(App and web page records)
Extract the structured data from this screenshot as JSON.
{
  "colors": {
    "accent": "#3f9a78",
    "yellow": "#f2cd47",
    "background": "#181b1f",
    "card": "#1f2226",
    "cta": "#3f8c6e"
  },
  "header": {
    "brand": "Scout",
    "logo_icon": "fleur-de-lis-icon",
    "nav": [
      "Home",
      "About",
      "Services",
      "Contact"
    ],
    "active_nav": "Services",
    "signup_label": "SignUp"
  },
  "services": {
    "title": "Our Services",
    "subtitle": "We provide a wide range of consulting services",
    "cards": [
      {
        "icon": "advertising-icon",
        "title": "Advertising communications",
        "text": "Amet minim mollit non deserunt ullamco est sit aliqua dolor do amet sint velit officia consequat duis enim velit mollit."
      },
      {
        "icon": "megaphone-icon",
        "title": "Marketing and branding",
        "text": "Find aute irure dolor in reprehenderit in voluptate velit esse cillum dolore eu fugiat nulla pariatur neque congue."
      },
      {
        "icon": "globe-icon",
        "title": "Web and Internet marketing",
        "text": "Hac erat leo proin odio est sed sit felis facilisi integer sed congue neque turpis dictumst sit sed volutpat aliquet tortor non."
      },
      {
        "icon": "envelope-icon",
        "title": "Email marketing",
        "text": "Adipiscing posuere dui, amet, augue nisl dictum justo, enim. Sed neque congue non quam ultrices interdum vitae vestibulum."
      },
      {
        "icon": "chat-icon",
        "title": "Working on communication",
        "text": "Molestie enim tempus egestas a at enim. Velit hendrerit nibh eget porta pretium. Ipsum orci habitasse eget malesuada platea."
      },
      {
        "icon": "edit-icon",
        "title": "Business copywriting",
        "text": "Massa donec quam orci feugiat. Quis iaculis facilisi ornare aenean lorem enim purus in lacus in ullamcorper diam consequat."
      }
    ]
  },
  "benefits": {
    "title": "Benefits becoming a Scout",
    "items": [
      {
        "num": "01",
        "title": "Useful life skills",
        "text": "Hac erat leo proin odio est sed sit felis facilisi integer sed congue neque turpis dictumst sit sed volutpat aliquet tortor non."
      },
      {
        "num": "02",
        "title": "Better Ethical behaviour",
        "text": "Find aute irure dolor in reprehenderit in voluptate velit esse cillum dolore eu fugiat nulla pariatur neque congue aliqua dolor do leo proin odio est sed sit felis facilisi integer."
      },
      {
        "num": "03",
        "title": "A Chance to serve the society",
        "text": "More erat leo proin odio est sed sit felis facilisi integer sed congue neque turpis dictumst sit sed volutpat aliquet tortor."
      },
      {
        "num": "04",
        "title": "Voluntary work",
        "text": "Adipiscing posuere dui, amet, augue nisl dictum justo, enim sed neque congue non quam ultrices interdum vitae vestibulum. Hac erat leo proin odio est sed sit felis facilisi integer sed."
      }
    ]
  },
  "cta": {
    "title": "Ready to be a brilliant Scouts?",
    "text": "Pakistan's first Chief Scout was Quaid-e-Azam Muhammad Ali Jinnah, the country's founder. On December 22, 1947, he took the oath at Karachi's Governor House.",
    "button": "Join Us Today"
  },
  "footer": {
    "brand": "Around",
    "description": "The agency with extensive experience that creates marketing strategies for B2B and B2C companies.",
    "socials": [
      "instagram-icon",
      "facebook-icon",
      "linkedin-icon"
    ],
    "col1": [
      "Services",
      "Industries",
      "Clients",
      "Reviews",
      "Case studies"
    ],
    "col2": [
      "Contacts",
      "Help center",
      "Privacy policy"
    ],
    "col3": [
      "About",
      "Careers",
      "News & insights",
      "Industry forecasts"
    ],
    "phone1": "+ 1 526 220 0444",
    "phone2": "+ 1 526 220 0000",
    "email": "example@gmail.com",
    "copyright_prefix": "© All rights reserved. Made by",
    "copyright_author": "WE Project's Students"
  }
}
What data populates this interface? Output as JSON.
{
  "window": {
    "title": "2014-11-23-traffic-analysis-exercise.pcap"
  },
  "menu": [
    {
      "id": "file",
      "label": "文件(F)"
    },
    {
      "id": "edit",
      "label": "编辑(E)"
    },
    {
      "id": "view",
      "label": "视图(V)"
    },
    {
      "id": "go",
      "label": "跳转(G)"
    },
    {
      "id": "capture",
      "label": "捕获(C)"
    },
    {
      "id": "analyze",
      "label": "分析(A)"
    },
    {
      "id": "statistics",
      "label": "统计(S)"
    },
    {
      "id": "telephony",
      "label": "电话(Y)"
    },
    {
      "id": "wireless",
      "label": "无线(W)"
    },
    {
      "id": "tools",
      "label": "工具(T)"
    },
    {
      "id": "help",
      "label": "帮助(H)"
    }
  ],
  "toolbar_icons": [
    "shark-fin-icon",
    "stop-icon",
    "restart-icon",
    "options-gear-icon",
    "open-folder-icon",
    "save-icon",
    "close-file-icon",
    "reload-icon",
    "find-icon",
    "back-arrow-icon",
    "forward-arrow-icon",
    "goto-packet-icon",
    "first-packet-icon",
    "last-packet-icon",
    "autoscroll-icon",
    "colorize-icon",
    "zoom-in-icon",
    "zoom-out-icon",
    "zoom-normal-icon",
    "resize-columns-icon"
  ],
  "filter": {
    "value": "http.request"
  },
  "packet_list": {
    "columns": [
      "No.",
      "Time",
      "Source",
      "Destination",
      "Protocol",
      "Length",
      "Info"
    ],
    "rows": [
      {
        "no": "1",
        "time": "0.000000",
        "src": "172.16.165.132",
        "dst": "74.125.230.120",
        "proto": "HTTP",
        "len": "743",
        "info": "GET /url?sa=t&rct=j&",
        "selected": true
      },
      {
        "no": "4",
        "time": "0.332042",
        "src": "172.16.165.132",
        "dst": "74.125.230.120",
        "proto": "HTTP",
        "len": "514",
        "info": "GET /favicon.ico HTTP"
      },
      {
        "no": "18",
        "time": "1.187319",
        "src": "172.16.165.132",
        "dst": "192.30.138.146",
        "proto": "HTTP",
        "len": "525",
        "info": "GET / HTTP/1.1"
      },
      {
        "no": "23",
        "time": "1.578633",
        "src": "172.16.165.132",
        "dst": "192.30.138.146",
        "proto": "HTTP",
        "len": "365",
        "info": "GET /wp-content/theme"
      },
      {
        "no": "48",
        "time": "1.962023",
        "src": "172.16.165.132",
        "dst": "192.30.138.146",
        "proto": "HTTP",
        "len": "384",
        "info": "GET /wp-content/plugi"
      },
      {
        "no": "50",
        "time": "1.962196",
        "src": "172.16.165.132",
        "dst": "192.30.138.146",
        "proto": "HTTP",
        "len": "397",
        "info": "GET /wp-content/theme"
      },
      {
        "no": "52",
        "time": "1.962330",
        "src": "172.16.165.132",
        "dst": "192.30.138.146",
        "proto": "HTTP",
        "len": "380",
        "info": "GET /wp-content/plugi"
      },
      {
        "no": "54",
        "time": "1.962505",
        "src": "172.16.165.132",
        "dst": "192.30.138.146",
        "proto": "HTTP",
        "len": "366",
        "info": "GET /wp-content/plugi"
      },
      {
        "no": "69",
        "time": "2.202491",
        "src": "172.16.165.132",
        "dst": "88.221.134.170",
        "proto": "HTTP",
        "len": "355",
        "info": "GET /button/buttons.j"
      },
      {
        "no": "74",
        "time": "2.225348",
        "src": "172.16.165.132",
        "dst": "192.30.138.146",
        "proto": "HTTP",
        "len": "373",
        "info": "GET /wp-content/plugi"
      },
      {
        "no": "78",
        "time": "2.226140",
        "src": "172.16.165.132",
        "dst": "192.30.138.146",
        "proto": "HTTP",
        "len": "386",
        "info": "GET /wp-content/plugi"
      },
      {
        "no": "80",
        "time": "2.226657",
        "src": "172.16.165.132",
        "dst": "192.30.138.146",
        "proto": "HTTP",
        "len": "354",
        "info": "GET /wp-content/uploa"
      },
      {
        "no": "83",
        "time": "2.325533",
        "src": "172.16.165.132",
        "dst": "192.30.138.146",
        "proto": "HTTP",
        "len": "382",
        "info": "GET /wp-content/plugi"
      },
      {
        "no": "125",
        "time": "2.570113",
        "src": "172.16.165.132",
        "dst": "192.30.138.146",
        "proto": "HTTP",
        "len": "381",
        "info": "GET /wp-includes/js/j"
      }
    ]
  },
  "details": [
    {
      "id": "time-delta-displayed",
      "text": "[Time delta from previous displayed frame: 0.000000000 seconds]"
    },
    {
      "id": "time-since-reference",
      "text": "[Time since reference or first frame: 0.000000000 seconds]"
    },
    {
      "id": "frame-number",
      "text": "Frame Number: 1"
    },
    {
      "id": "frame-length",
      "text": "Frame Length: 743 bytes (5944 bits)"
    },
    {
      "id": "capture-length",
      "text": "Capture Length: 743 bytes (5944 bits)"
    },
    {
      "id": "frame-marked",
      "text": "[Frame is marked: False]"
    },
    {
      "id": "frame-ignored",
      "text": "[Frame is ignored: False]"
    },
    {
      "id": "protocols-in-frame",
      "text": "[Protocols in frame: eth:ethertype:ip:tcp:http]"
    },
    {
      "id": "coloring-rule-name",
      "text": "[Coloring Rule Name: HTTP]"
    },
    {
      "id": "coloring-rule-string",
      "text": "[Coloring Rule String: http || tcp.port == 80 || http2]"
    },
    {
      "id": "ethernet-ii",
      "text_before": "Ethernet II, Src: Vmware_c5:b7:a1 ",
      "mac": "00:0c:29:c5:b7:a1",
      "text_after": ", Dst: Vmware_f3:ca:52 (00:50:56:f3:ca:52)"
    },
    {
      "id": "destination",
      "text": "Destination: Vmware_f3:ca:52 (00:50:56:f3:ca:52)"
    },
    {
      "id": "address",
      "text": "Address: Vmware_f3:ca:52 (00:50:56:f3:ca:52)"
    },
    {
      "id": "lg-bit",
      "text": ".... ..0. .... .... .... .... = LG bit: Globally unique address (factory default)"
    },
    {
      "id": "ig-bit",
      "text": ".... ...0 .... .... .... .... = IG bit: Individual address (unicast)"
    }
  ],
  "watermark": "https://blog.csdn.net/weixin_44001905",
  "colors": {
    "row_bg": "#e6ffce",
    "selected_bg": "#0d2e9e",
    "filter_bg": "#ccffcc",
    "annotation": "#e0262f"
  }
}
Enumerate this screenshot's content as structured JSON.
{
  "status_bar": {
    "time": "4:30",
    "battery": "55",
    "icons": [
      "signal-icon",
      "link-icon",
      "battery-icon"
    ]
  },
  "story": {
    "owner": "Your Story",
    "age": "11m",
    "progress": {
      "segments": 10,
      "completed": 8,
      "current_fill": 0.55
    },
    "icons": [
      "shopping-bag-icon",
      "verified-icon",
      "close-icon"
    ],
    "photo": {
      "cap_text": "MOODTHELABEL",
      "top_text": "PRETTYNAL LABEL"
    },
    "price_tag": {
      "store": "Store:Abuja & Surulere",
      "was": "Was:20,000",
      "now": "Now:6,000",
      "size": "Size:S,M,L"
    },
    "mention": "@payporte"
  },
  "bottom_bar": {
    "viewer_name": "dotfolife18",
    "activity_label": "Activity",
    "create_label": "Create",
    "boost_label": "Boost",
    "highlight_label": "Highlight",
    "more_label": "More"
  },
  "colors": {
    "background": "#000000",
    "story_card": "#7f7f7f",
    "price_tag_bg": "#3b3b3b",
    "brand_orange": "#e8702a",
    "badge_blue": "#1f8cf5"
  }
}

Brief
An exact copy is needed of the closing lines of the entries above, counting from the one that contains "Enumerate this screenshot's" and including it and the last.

Task result
Enumerate this screenshot's content as structured JSON.
{
  "status_bar": {
    "time": "4:30",
    "battery": "55",
    "icons": [
      "signal-icon",
      "link-icon",
      "battery-icon"
    ]
  },
  "story": {
    "owner": "Your Story",
    "age": "11m",
    "progress": {
      "segments": 10,
      "completed": 8,
      "current_fill": 0.55
    },
    "icons": [
      "shopping-bag-icon",
      "verified-icon",
      "close-icon"
    ],
    "photo": {
      "cap_text": "MOODTHELABEL",
      "top_text": "PRETTYNAL LABEL"
    },
    "price_tag": {
      "store": "Store:Abuja & Surulere",
      "was": "Was:20,000",
      "now": "Now:6,000",
      "size": "Size:S,M,L"
    },
    "mention": "@payporte"
  },
  "bottom_bar": {
    "viewer_name": "dotfolife18",
    "activity_label": "Activity",
    "create_label": "Create",
    "boost_label": "Boost",
    "highlight_label": "Highlight",
    "more_label": "More"
  },
  "colors": {
    "background": "#000000",
    "story_card": "#7f7f7f",
    "price_tag_bg": "#3b3b3b",
    "brand_orange": "#e8702a",
    "badge_blue": "#1f8cf5"
  }
}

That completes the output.